What Should We Eat?
The question then becomes how does one find such righteousness? The context of Jesus’s sermon proves helpful. A few verses later in Matthew 5:17-20, Jesus affirms the centrality of the Bible, declaring that those who teach and do his commandments “will be called great in the kingdom of heaven.” Such a love of God’s law goes beyond the performance driven righteousness of the Pharisees who washed their hands while they held bitterness in their hearts. Those who love the laws of God do not dismiss them as too hard. Nor do they regulate them to something that happens once or twice a week. Those who hunger and thirst for righteousness long to know and obey God’s Word. As the Psalmist writes in Psalm 119:93, “I will never forget your precepts for by them you have given me life.” Those who know the comfort of Christ will reside in the Bible.
When the righteousness have to make decisions about careers, schools, churches, homes, and how to handle depression, they look to the Word of God for wisdom. so that they may do what God would have them do. The righteousness of God as found in the Law of God should be the believer’s shining star whose gravitational pull shapes the soul’s universe.

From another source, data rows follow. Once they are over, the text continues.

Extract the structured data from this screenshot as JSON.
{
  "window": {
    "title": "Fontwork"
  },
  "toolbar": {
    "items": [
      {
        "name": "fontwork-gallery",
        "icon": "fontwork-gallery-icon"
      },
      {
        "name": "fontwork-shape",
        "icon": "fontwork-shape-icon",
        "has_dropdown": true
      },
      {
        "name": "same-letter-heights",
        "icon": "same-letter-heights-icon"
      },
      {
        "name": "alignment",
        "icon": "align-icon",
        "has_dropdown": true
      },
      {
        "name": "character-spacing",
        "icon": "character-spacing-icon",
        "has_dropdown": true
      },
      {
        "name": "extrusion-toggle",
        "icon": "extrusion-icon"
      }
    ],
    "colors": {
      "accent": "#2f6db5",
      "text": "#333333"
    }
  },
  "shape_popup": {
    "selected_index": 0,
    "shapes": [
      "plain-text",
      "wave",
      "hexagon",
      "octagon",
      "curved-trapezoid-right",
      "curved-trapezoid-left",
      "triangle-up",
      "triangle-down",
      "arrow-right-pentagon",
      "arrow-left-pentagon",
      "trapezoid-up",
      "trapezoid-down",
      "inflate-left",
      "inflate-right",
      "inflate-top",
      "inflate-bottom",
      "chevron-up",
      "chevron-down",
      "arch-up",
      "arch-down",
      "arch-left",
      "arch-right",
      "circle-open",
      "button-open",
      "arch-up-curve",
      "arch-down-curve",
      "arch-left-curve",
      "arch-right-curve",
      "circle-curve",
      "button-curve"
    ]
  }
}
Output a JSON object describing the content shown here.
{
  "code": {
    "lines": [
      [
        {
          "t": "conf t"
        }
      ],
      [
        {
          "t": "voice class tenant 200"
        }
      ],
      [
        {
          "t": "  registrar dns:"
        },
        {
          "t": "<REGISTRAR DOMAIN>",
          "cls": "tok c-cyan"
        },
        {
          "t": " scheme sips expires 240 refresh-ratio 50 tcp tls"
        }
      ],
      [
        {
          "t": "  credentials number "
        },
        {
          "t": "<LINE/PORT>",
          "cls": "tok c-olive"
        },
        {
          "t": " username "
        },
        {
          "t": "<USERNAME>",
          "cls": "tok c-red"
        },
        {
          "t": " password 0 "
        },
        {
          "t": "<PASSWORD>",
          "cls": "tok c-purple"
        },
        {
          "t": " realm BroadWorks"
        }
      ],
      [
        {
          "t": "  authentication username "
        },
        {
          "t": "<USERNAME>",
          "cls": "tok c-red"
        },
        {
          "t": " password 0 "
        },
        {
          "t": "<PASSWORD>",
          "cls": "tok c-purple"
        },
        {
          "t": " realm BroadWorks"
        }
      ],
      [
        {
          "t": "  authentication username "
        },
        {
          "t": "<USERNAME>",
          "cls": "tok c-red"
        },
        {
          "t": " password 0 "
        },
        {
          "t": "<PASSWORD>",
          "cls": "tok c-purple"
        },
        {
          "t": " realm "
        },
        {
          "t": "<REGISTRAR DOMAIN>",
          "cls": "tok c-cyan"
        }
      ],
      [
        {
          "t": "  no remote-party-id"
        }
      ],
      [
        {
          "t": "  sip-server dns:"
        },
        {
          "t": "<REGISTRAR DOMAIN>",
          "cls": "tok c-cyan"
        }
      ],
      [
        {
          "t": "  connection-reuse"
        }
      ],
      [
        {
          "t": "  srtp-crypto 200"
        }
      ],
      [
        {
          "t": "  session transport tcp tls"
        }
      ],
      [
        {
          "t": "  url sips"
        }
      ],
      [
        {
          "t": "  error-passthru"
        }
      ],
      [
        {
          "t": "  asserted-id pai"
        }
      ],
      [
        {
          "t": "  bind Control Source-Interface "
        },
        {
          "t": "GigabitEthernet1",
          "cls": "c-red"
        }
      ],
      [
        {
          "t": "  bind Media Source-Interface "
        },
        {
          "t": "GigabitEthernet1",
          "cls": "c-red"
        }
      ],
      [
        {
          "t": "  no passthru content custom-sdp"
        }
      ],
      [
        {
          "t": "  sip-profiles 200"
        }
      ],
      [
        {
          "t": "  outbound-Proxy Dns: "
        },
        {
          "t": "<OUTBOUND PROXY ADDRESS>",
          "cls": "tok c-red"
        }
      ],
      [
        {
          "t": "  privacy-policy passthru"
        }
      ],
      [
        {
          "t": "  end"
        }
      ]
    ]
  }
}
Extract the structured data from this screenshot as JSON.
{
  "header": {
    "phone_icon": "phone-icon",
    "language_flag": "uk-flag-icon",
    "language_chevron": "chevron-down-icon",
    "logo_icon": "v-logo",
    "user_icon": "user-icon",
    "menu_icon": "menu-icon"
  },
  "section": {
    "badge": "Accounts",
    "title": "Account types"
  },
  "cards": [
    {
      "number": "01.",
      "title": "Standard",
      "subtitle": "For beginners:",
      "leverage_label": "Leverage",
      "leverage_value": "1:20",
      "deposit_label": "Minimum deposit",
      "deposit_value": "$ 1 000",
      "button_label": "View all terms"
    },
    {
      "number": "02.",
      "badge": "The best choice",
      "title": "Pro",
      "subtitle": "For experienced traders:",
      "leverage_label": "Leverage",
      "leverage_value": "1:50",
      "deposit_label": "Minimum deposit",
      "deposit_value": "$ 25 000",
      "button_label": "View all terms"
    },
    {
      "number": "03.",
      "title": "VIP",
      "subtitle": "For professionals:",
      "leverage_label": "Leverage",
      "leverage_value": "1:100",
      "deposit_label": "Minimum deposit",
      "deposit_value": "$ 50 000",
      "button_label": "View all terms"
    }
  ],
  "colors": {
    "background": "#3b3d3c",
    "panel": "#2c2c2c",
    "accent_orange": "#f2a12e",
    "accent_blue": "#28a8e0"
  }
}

Those who genuinely hunger and thirst after righteousness find satisfaction. Just as the crowd of 5000 ate Jesus’s miraculous meal “and were satisfied,” those who hunger and thirst for righteousness will always leave the spiritual table full (Matt 14:20). Souls that find themselves forever aching with hunger pains have either intentionally or unintentionally ceased to feed on righteousness of Jesus. Instead of pursuing Christ, they have begun to eat from the garbage of sinful desires. Christians who live for money can lose their investments. Those of us who live for sex and relationships, can discover the displeasures of age and loneliness. But those who live for righteousness find satisfaction today and tomorrow. As the psalmist noted, young lions, “suffer want and hunger,” but those who seek the Lord lack no good thing (Ps 34:11).
The pursuit of righteousness also results in collateral blessings. Jesus notes in Matthew 6:33 “But seek first the kingdom of God and his righteousness, and all these things will be added unto you.” The soul needs food and clothing. Hearts need meaningful relationships. The pursuit of righteousness does not exclude us from all earthly blessings. Rather, it is the source of all earthly blessing for it keeps us from making God’s good gifts into idols. Those who hunger and thirst for righteousness need not hunger for anything, finding hope and contentment in Christ.
The discovery of satisfaction leads to an increased appetite for the things of God. Just as a football player on a championship caliber team would long for more and more wins after winning the first two games on his schedule, the believer should continually hunger and thirst righteousness. As the apostle Paul notes, “Not that I have already obtained this or am already perfect, but I press on to make it my own, because Christ Jesus has made me his own (Phil 3:12).” The Christian who has had his or her sins paid in full by the blood of Christ will long for the righteousness of Jesus with more and more intensity. And the experience of righteousness will lead to an even greater desire for purity which will in-turn be satisfied and producing an even great longing for God.
Blessed are those who hunger and thirst for righteousness for they shall be satisfied.